It was time. Ellis composed himself just long enough to put down the last four signs he'd need to put down, to catch the last four pitches he'd need to catch before he'd be able to toss his mask to the side, then walk, then sprint, then embrace Clayton Kershaw as their teammates swarmed around them.
The last pitch: a swing and a miss, a slider to Corey Dickerson that emptied the dugout and sent all of the Dodgers swarming onto the field, around the arm-locked battery at the center of the Dodger Stadium diamond.
"It's pretty emotional," Ellis said after the raucous, excited Dodgers had filtered into the clubhouse. "It's really special. It's my best friend in all of baseball, and all of the work he did -- it was just really great for me; I was just hoping I'd put down the right fingers for the Dickerson at-bat.
"It's something I'll never forget."
For a team that has been markedly looser of late -- from dance parties to a celebratory dugout bubble machine -- Wednesday night provided the ultimate release. After the players swarmed onto the field, they continued to swarm into the underbelly of Dodger Stadium, dousing Kershaw with champagne in the clubhouse shower.
It was a release of genuine emotion -- and not just from Ellis. Shortstop Hanley Ramirez, who threw away a ball on a tough play with no outs in the seventh inning, spoiling Kershaw's bid for perfection, said the left-hander approached him after that play, telling him he appreciated his effort. Ramirez said that moment epitomized how great a teammate and person Kershaw is.
There was even a redness to manager Don Mattingly's eyes as he approached the postgame dais. It was clear Kershaw's momentous outing had affected him deeply.
"You know what's cool about tonight?" Mattingly said. "It's that all these guys sit out there and watch him. Because I think when you talk to our guys, nobody deserves it more than him, because they know he works hard every day and he does things the right way."
There wasn't a single player in the clubhouse who disagreed.
"He's an incredible worker," first baseman Adrian Gonzalez said. "He's always working to be the best.
"And that's why he is the best."
As the outs and hitless innings mounted, Kershaw distanced himself from his teammates on the dugout bench -- a common practice for superstitious pitchers in the middle of such an outing. But Mattingly and Ellis said that's how Kershaw is on a normal day -- incredibly focused and intense, locked into what he needs to do on the mound. He acts as though every start is a potential no-hitter, Ellis said.
"Nothing's going to change -- that's what's great about him," Ellis said. "He's a two-time -- should be three-time -- Cy Young Award winner. He's the highest-paid pitcher in all of baseball right now, but it doesn't change who he is as a person, and that's what's great about him. He has one goal -- to compete, win and win championships."

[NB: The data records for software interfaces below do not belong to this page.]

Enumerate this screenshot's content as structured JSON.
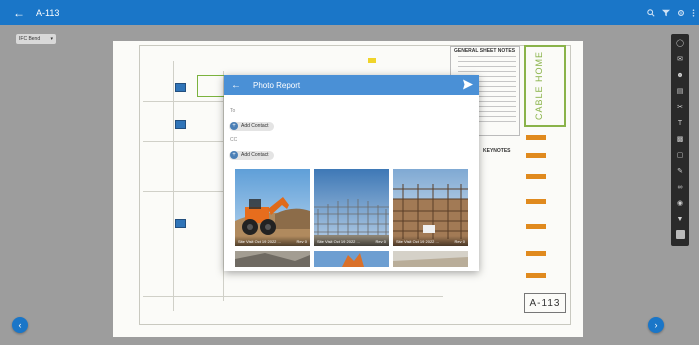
{
  "appbar": {
    "title": "A-113",
    "back_icon": "arrow-left-icon",
    "action_icons": [
      "search-icon",
      "filter-icon",
      "settings-icon",
      "more-vertical-icon"
    ]
  },
  "layer_select": {
    "value": "IFC Bend"
  },
  "sheet": {
    "notes_title": "GENERAL SHEET NOTES",
    "keynotes_title": "KEYNOTES",
    "logo_text": "CABLE HOME",
    "sheet_number": "A-113"
  },
  "toolbar": {
    "icons": [
      "lasso-icon",
      "mail-image-icon",
      "person-tag-icon",
      "comment-icon",
      "cut-icon",
      "text-icon",
      "stamp-icon",
      "shape-icon",
      "note-icon",
      "link-icon",
      "camera-icon",
      "location-pin-icon",
      "layers-icon"
    ]
  },
  "dialog": {
    "title": "Photo Report",
    "to_label": "To",
    "cc_label": "CC",
    "add_contact_label": "Add Contact",
    "photos": [
      {
        "caption": "Site Visit Oct 19 2022 ...",
        "rev": "Rev 0"
      },
      {
        "caption": "Site Visit Oct 19 2022 ...",
        "rev": "Rev 0"
      },
      {
        "caption": "Site Visit Oct 19 2022 ...",
        "rev": "Rev 0"
      }
    ]
  },
  "colors": {
    "primary": "#1a76c8",
    "dialog_header": "#4a90d6",
    "accent_green": "#8ab34a",
    "accent_orange": "#e08a1e"
  }
}
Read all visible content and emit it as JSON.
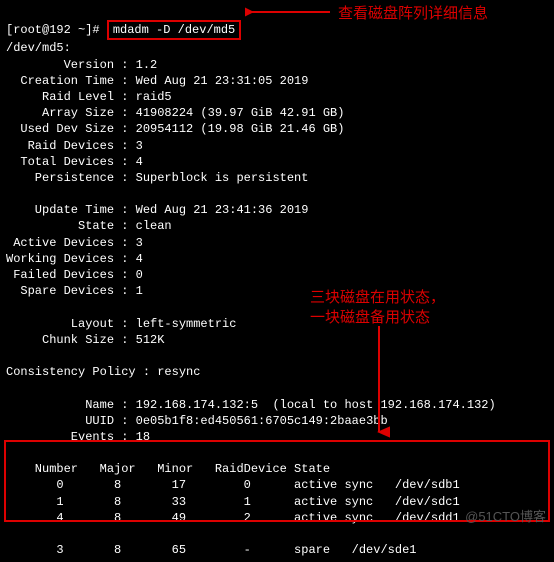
{
  "prompt": "[root@192 ~]# ",
  "command": "mdadm -D /dev/md5",
  "device_header": "/dev/md5:",
  "fields": {
    "version_label": "        Version :",
    "version_val": "1.2",
    "creation_label": "  Creation Time :",
    "creation_val": "Wed Aug 21 23:31:05 2019",
    "raidlevel_label": "     Raid Level :",
    "raidlevel_val": "raid5",
    "arraysize_label": "     Array Size :",
    "arraysize_val": "41908224 (39.97 GiB 42.91 GB)",
    "useddev_label": "  Used Dev Size :",
    "useddev_val": "20954112 (19.98 GiB 21.46 GB)",
    "raiddev_label": "   Raid Devices :",
    "raiddev_val": "3",
    "totaldev_label": "  Total Devices :",
    "totaldev_val": "4",
    "persist_label": "    Persistence :",
    "persist_val": "Superblock is persistent",
    "update_label": "    Update Time :",
    "update_val": "Wed Aug 21 23:41:36 2019",
    "state_label": "          State :",
    "state_val": "clean",
    "active_label": " Active Devices :",
    "active_val": "3",
    "working_label": "Working Devices :",
    "working_val": "4",
    "failed_label": " Failed Devices :",
    "failed_val": "0",
    "spare_label": "  Spare Devices :",
    "spare_val": "1",
    "layout_label": "         Layout :",
    "layout_val": "left-symmetric",
    "chunk_label": "     Chunk Size :",
    "chunk_val": "512K",
    "consist_label": "Consistency Policy :",
    "consist_val": "resync",
    "name_label": "           Name :",
    "name_val": "192.168.174.132:5  (local to host 192.168.174.132)",
    "uuid_label": "           UUID :",
    "uuid_val": "0e05b1f8:ed450561:6705c149:2baae3bb",
    "events_label": "         Events :",
    "events_val": "18"
  },
  "table_header": "    Number   Major   Minor   RaidDevice State",
  "table_rows": [
    "       0       8       17        0      active sync   /dev/sdb1",
    "       1       8       33        1      active sync   /dev/sdc1",
    "       4       8       49        2      active sync   /dev/sdd1",
    "",
    "       3       8       65        -      spare   /dev/sde1"
  ],
  "annotations": {
    "top": "查看磁盘阵列详细信息",
    "mid1": "三块磁盘在用状态，",
    "mid2": "一块磁盘备用状态"
  },
  "watermark": "@51CTO博客"
}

Ellis said it was business as usual in the dugout between him and his ace. They were still talking strategy even in the bottom of the eighth, as the final inning neared, discussing how to approach Rockies third baseman Charlie Culberson, who would bat for Colorado in the pitcher's spot.
As for Ellis, his mind was on the postgame celebration, plotting how he would react should he be fortunate enough to catch a historic last pitch. When right-hander Josh Beckett threw his no-hitter in Philadelphia on May 25, Ellis jumped and landed on Drew Butera's discarded catcher's mask, spraining his ankle and landing on the 15-day disabled list.
He wasn't going to make the same mistake this time, and he approached Kershaw with great care.
"That was a conscious decision," he said. "It was actually made in about the sixth inning. I kind of predetermined what I was going to do just in case. I decided not to leave earth. I went straight in for the hug, stayed in for the embrace."
And then, right there -- in the middle of the Dodger Stadium diamond -- Ellis locked arms with the best friend he's ever made in the game.